Global demand for electric vehicles is forecast to rise sharply: by 2025, the number of new vehicle registrations is expected to reach 25 million per year....

Im Focus: The “TRiC” to folding actin

Proteins must be folded correctly to fulfill their molecular functions in cells. Molecular assistants called chaperones help proteins exploit their inbuilt folding potential and reach the correct three-dimensional structure. Researchers at the Max Planck Institute of Biochemistry (MPIB) have demonstrated that actin, the most abundant protein in higher developed cells, does not have the inbuilt potential to fold and instead requires special assistance to fold into its active state. The chaperone TRiC uses a previously undescribed mechanism to perform actin folding. The study was recently published in the journal Cell.

Actin is the most abundant protein in highly developed cells and has diverse functions in processes like cell stabilization, cell division and muscle...

All Focus news of the innovation-report >>>

Anzeige

Anzeige

VideoLinks
Industry & Economy
Event News

LaserForum 2018 deals with 3D production of components

17.08.2018 | Event News

Within reach of the Universe

08.08.2018 | Event News

A journey through the history of microscopy – new exhibition opens at the MDC

27.07.2018 | Event News

 
Latest News

Smallest transistor worldwide switches current with a single atom in solid electrolyte

17.08.2018 | Physics and Astronomy

Robots as Tools and Partners in Rehabilitation

17.08.2018 | Information Technology

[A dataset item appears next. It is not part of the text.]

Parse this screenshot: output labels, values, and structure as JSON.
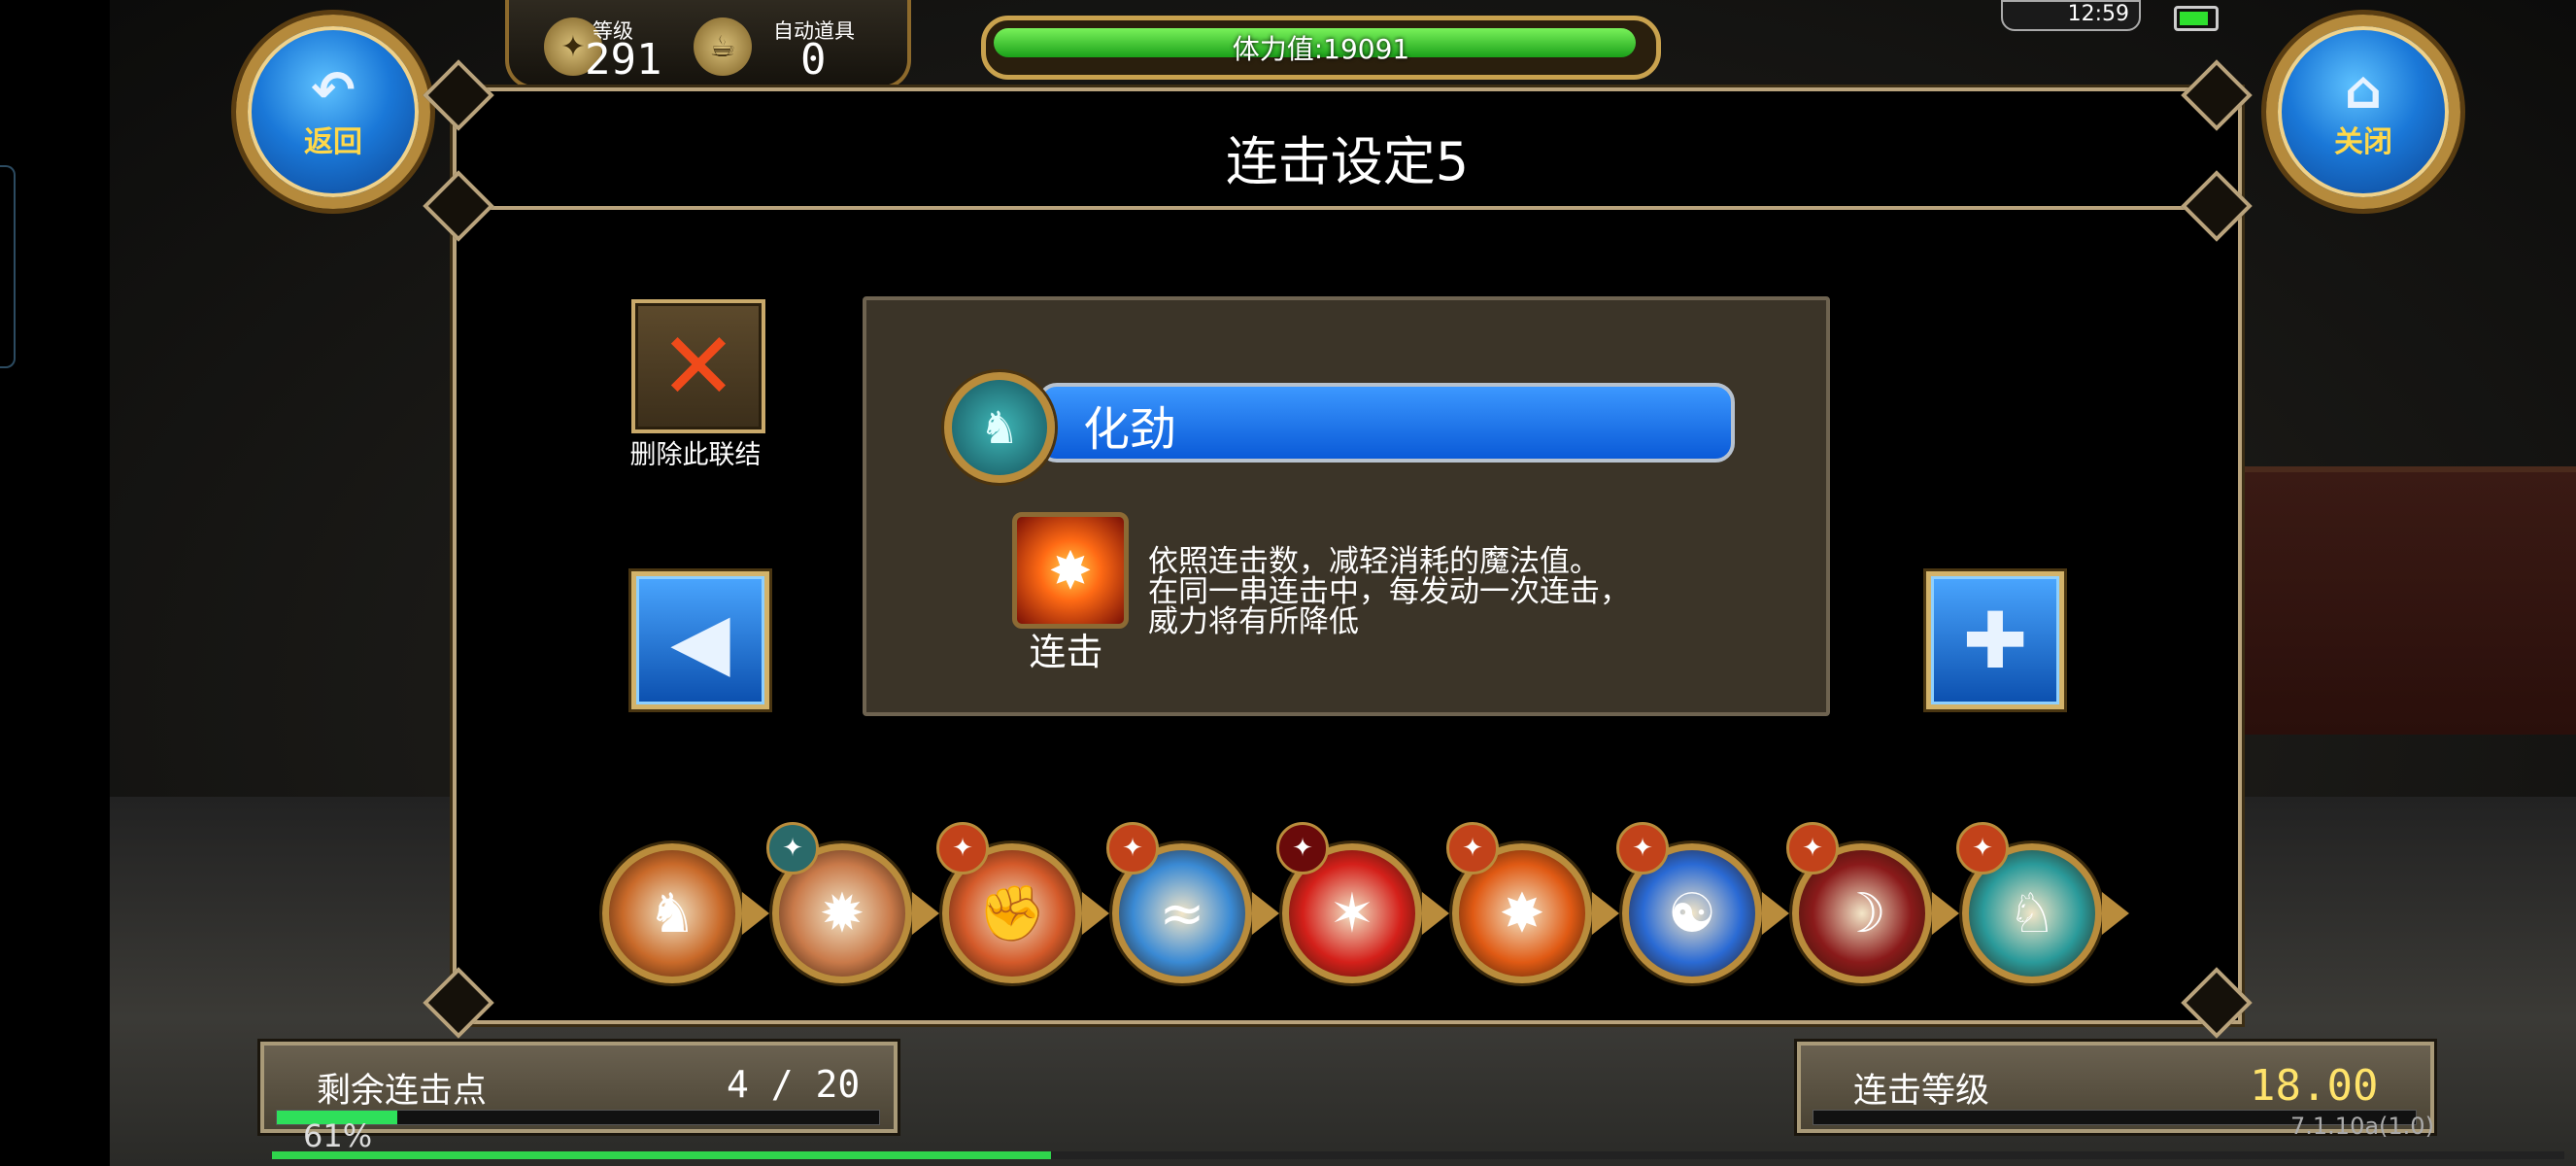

Climate Impact Research in Hannover: Small Plants against Large Waves

17.08.2018 | Life Sciences

VideoLinks
Science & Research
Overview of more VideoLinks >>>